This time, however, the stakes were much higher. To the winner, a berth in the second round of the state playoffs Friday night in Chapel Hill against No. 6 seed East Chapel Hill. 

To the loser, a sense that their season had ended way too soon. 

It certainly didn’t feel like a first round state playoff game, as the longtime inter-county foes created an atmosphere that felt more like a state quarterfinal or state semifinal match. 

Both schools were passionately into the action, as Western Alamance traveled a solid crowd of spectators over to Mebane for the contest. During the shootout that was to come, the officials had to remove crowds that had gathered on both sides of the fences surrounding the field, as both schools’ crowds sought an edge by preparing to yell and scream at the penalty kickers.

As they did in regulation, Western Alamance drew first blood in the shootout, as Lydia Stucker fired a shot right as Brouwer went left. Western goalkeeper Kacy Floyd made a save of Megan Banko’s initial EAHS shot, and the Warriors led 1-0. 

Brouwer redeemed herself moments later, as she made a stellar diving deflection going to her left of Cassidy White’s penalty kick - Western’s second of the shootout. Lauren Hampton then fired a high shot over Floyd’s head and into the back of the net, tying the shootout 1-1. 

Eastern took the lead in the third round of the shootout, as Emma Watson’s shot bounced high off the top bar for Western Alamance, and Sarah Widderich drilled a hard shot into the left corner of the goal for the Eagles, making the count 2-1. 

Both teams connected in the fourth penalty kick round, as Western Alamance’s Maddie Hernandez scored on a shot to the left-hand side of the goal, and Eastern’s Kennadie Ross nailed a hard shot that hit Floyd’s hands, but bounced through them and past the line. 

In the fateful fifth round, Eastern had two chances to win. But Carlton came through huge for the Warriors, hitting a shot that bounced off the left bottom pipe and into the net. Had Carlton missed, the match would have been over. 

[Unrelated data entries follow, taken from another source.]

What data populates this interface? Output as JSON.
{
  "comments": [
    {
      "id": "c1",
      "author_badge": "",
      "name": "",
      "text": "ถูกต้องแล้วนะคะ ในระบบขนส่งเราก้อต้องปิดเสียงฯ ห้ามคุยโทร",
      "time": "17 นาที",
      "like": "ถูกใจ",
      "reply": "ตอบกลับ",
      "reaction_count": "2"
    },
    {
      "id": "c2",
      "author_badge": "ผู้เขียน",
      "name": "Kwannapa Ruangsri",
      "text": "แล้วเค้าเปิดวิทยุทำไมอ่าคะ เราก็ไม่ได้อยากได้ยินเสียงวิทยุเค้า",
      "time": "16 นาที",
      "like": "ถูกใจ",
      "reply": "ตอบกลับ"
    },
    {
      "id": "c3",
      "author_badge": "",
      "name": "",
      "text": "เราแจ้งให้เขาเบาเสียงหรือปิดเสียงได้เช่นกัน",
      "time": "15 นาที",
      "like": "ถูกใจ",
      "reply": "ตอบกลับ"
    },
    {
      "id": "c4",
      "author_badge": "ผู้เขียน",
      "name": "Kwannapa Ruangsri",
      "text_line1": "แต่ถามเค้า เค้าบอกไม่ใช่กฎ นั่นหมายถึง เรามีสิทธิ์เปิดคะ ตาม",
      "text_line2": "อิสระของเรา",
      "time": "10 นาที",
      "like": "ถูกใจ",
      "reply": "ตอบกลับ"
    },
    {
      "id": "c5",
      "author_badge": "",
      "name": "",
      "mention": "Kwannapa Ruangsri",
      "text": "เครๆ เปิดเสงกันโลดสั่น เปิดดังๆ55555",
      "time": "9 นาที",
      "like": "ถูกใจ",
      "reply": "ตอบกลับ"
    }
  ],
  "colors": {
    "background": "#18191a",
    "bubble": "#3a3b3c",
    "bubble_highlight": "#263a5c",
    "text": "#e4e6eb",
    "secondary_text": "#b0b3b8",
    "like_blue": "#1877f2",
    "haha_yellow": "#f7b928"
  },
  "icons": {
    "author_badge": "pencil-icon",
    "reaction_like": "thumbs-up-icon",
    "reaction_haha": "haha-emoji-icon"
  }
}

Nonetheless, with the score tied 4-4, Emilyn Krans had a chance to put the match away as she set up for Eastern’s fifth penalty kick. Krans hit a hard ground shot towards the right, but Floyd managed to save it to force “sudden death” penalty kicks, in which the two squads rotated a single player back and forth until one team scores and one team misses. 

The drama simply couldn’t get any higher as Western Alamance’s Emily Brinson set her her ball to shoot at Anneke Brouwer. But with Eastern’s season literally hanging in the balance, Brouwer came through with a pair of heroic saves. 

First, Brouwer made a diving deflection, going to her left, of Brinson’s line drive. Grace Dobson had another chance to end it for the Eagles, but her kick sailed just a couple feet high. 

In the seventh penalty kick of the shootout, Brouwer went again to her left to make a second straight diving deflection - this one of a shot by Western Alamance’s Emery Conklin. 

It was up to Eastern freshman Macy James, who had yet another chance to the Eagles to put it away. 

Thankfully for EAHS, this time it worked out, as James kicked a shot to the right that confused Floyd and went by her. 

James’ goal set off a jubilant celebration on the field, as Eastern’s players came together for a shouting, jumping team huddle. 

It was the celebration of the hardest-fought win of the season for the Eagles - and one that they can only hope can help them as they prepare to travel to East Chapel Hill, who comes in to the second round matchup with an overall record of 15-2-2. The Wildcats went 13-1 to win the Big 8 Conference regular season championship. 

While the Eagles naturally want to go over to Chapel Hill and put off an upset to advance to the third round, it will be difficult to match the emotional high of this final showdown with Western Alamance.